Answer with one number only: the count of lines below that hold the word "your".
───
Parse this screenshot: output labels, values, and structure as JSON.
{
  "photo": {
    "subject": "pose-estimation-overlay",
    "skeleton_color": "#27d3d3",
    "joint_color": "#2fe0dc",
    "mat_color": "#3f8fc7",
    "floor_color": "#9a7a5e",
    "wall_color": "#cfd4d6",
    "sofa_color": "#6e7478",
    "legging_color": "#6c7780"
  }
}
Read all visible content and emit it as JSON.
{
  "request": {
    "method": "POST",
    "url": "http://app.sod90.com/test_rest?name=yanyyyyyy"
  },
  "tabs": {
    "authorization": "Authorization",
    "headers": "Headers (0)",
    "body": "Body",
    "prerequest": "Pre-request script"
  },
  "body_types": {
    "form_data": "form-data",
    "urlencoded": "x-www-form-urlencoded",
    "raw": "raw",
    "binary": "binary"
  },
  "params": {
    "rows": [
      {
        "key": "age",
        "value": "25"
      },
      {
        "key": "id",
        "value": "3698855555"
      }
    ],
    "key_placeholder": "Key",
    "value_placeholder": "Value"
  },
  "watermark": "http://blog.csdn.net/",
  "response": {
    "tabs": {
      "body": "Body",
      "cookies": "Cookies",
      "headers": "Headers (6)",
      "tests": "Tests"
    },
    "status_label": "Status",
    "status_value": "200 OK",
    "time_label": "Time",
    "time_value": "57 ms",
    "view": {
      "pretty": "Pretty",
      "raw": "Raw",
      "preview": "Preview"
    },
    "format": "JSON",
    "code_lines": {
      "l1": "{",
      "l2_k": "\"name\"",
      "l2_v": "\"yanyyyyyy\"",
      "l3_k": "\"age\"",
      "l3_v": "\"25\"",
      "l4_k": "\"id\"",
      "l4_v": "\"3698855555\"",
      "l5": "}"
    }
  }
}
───
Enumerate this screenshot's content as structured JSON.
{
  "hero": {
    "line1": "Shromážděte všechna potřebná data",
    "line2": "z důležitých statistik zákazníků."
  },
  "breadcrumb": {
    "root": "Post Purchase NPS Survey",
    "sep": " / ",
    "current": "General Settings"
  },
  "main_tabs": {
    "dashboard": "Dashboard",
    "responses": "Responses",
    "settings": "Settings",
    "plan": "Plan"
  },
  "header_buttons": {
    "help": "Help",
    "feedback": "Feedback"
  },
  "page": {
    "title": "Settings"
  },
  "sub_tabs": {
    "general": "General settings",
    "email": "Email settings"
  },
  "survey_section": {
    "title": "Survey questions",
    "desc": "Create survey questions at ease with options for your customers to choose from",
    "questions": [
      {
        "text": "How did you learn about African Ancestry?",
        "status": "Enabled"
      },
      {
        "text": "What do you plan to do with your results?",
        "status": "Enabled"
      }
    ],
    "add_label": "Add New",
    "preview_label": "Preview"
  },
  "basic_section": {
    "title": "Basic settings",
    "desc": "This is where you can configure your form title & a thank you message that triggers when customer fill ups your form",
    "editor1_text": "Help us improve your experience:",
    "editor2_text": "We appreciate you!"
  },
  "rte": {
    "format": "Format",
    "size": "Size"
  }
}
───
### RESPONSE
4